[Opening ENTRIES SUPPLIED section]
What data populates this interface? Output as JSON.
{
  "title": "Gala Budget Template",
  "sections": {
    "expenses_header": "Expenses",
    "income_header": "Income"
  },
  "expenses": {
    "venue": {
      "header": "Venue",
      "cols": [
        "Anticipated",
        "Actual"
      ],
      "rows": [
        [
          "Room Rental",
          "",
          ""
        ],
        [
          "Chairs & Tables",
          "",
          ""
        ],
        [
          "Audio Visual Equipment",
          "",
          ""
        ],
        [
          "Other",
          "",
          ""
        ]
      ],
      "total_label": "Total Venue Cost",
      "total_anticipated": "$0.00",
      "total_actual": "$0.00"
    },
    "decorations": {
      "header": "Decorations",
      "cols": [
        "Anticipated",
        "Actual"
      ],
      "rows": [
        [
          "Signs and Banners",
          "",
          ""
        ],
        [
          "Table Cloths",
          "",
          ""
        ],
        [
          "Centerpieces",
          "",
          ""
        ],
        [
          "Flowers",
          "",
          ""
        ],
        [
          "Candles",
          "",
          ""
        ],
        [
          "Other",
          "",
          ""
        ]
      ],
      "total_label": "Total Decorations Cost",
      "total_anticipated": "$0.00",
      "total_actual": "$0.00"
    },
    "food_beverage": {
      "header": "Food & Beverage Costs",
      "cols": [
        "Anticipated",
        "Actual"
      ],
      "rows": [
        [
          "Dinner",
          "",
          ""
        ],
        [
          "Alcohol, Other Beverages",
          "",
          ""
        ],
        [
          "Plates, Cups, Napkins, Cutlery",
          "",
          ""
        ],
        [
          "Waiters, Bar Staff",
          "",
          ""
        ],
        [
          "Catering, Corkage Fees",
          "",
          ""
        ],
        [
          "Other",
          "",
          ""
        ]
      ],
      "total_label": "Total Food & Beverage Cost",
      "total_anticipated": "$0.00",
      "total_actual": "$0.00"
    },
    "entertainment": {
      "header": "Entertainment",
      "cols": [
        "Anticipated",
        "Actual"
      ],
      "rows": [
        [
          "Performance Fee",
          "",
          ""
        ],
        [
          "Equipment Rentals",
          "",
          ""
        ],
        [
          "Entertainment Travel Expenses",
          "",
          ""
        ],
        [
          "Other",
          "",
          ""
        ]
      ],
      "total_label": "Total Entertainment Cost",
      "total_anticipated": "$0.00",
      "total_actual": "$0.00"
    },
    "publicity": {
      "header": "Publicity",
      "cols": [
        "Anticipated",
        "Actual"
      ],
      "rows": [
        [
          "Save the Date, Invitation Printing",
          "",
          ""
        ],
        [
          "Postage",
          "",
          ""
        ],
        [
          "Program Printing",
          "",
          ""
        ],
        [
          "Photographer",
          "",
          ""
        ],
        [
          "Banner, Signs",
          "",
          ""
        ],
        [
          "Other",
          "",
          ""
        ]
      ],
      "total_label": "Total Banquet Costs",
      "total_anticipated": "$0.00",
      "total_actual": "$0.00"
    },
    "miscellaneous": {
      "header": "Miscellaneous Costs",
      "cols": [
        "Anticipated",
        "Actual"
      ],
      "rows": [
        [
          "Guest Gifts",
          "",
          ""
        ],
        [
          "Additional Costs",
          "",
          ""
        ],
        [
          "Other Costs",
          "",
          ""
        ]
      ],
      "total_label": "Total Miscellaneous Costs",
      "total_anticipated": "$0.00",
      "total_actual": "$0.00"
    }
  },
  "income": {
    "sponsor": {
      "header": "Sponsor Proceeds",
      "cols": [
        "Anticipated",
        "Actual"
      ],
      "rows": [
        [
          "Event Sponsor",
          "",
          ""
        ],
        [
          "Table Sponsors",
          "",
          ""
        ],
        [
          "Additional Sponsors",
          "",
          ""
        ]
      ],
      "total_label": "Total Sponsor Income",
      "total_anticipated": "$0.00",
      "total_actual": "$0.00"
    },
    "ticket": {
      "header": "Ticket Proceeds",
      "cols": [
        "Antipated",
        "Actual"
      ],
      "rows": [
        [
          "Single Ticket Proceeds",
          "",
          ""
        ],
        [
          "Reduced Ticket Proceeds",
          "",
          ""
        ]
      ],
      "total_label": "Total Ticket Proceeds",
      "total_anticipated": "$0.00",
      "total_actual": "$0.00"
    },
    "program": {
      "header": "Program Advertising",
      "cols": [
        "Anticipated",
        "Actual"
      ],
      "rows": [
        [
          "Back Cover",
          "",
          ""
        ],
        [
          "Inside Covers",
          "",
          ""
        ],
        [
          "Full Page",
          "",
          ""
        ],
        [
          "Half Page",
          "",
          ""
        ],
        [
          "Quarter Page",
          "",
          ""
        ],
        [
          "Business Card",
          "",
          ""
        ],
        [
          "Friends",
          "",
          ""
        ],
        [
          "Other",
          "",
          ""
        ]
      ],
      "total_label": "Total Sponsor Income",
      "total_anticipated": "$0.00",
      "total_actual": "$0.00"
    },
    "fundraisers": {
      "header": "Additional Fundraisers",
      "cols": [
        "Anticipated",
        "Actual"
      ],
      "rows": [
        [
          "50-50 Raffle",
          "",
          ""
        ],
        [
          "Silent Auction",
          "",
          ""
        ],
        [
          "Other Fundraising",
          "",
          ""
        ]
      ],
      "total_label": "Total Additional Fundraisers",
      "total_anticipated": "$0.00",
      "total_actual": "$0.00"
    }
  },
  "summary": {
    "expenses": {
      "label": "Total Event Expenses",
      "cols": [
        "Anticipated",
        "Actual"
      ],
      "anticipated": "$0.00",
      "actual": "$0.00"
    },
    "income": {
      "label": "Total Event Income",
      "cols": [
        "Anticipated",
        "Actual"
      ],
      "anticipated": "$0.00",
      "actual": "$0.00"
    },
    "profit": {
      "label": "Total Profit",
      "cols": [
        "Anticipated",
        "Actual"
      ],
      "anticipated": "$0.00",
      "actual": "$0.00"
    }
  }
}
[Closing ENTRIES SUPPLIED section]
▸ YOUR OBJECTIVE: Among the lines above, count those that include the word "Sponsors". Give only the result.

▸ EXERCISE SOLUTION: 2